When Blessings Go Missing
Sometimes it’s hard to count blessings. Being sad beyond belief, grieving the loss of love through death or divorce, watching as a friend or lover suffers unspeakably from a medical condition, it’s hard to “see the bright side.” It is at times like these that you must “drop your gloves” (as they say in hockey) and fight for your happiness.
The sense of loss you’re experiencing is tied to a blessing that has gone missing. Be it health, love or security, that missing blessing hurts.
The antidote is like an inoculation. You must disappear more blessings, at least for a moment or two, to be able to recapture their worth. Like taking in a small amount of germ to build up a resistance, taking in a little more pain – in the form of imagining blessings to have gone missing – will help you remember what you do have.
In psychological terms this is called “mental subtraction,” and studies have shown it is more powerful than simply adding up what we do have. Why? Because it works against our normal tendency to adapt to the good things in our lives and take them for granted. Mental subtraction allows us to recapture the magic of just how wonderful the things we have in our lives, but may have become used to, actually are.

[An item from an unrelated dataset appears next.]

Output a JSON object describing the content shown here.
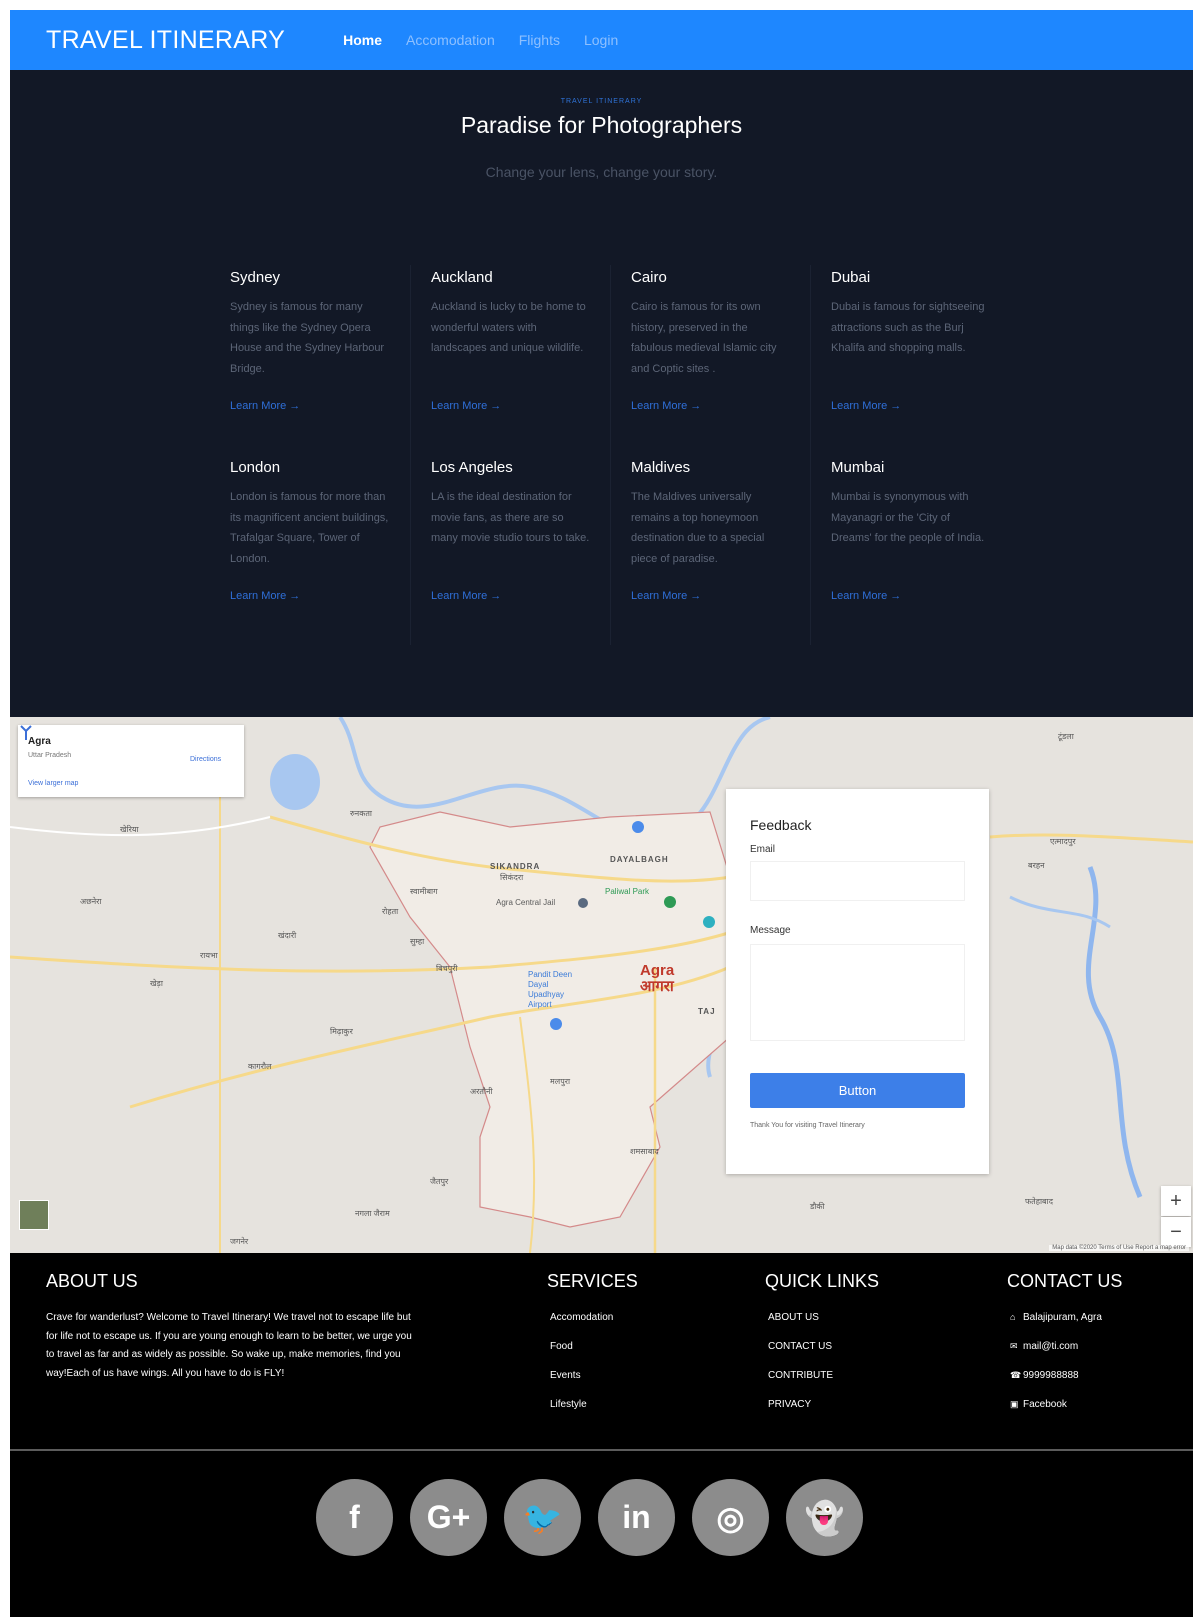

How’s your health? Imagine for a moment that you had to live with constant pain, with frequent visits to the doctor, with the side effects of medications. How’s your job? You have one? Imagine the stress and the strain of trying to figure out how to pay your bills without a steady income? How’s your relationship? Imagine that person gone from you. Who would you tell your day to?
So many of our blessings become hidden from us by familiarity. Removing the blessing, even as a thought experiment, and then reveling in its return can help to offset the other areas of a life that is strained.
Imagine having to walk for miles just to find clean water. Imagine having to ride a bicycle to work because they’re no other way to get there. Imagine having to walk around with a mask on your face because the air in your town is so dirty. When was the last time you counted so many of the blessings you’re taking for granted?
Psychologists don’t know if you can adapt to mental subtraction. But if you save it for those desperate times when blessings truly do go missing to help put some perspective back in terms of what’s good about your life, you’re probably safe. And don’t always focus on the same blessings when it comes to doing your mental subtraction. Vary the blessings you eliminate from your life, and then get busy counting those blessings again.